Card is Not Recognized by Devices

If some devices no longer detect your card after formatting to FAT32, the partitions may have been created incorrectly. Use a full format option to completely overwrite and recreate the partitions.

Card Errors or Corrupted Files

FAT32 is more prone to corruption compared to exFAT if not ejected properly. Use the Safely Remove Hardware option on Windows before removing cards, and avoid interrupting reads/writes.

Can’t Format Due to Size Limit

If you get format errors due to exceeding 32GB or 128GB FAT32 limits, make sure to use the override options covered earlier for your OS to force larger formatting.

Conversion Tools Do Not Work

Some filesystem conversion tools may fail to properly convert exFAT partitions to FAT32 on very large 512GB+ cards.
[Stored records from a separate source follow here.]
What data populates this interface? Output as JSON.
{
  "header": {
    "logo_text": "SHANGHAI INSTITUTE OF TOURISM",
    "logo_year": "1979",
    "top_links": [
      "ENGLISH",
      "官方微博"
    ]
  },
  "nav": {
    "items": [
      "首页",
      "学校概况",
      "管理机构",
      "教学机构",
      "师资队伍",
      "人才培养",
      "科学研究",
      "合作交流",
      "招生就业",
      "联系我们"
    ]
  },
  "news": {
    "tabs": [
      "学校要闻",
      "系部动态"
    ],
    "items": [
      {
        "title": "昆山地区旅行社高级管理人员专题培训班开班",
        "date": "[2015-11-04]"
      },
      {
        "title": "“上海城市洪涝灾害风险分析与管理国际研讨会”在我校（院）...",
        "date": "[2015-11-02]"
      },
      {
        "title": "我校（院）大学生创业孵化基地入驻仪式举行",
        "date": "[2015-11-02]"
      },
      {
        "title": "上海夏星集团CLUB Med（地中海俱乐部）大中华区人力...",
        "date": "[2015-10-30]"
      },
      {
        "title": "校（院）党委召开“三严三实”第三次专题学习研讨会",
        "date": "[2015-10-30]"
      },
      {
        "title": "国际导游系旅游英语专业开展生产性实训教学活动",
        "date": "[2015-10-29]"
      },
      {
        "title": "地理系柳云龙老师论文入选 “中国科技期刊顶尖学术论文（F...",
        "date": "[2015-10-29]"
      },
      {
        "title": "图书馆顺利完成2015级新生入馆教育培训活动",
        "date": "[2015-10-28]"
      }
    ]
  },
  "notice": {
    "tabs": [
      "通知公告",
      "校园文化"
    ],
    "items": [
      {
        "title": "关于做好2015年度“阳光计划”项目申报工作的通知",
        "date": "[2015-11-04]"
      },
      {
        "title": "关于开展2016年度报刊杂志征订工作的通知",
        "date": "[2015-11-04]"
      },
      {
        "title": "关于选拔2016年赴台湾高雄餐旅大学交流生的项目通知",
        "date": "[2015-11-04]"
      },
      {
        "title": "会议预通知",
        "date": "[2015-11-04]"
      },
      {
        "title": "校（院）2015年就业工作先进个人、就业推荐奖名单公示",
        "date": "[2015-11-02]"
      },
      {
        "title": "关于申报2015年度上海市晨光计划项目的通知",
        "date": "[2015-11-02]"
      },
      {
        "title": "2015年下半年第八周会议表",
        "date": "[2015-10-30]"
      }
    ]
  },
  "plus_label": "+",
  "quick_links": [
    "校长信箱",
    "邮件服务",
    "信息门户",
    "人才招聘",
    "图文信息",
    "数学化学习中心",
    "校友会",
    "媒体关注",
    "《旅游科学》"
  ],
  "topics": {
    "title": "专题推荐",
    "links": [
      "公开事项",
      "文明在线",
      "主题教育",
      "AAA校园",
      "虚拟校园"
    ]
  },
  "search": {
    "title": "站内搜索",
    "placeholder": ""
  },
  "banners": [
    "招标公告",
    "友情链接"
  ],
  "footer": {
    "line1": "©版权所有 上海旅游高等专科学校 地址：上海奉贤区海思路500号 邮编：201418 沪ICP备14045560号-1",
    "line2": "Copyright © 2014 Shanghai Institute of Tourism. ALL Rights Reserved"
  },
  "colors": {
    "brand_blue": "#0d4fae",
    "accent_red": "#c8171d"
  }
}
Do a full format instead of trying to convert existing partitions.

If issues persist, it may be a problem with the SD card itself. Test with other known good high capacity cards to see if the issue is hardware related.

Checking FAT32 Format Success

To confirm that your 512GB SD card was properly formatted to FAT32, here are a few ways to check on Windows, Mac, and Linux:

  • Windows – Insert card, right click and select “Properties”. File system should show FAT32.
  • Mac – Open Disk Utility, select card, and check that Scheme shows Master Boot Record and Format shows MS-DOS (FAT32).
  • Linux – Run sudo blkid and verify that TYPE for your sdX device shows “vfat” (FAT32).

Additionally, you can check that files larger than 4GB cannot be copied to the card, verifying that the FAT32 file size limit is in effect.


While most operating systems restrict FAT32 formatting to smaller SD cards, the techniques above show you how to bypass these limits and successfully format even 512GB cards to FAT32. This allows you to benefit from the widespread compatibility, performance, and lack of file size limits that FAT32 offers.

Whether you are formatting on Windows, Mac, or Linux, the process involves using either third-party tools or the command line with size override options. Just be mindful of the remaining FAT32 drawbacks like the 2TB partition limit.

With a properly formatted FAT32 SD card, you can now use your high capacity storage with all your devices, both old and new! Let us know in the comments if you have any other tips or tricks for formatting massive cards to FAT32.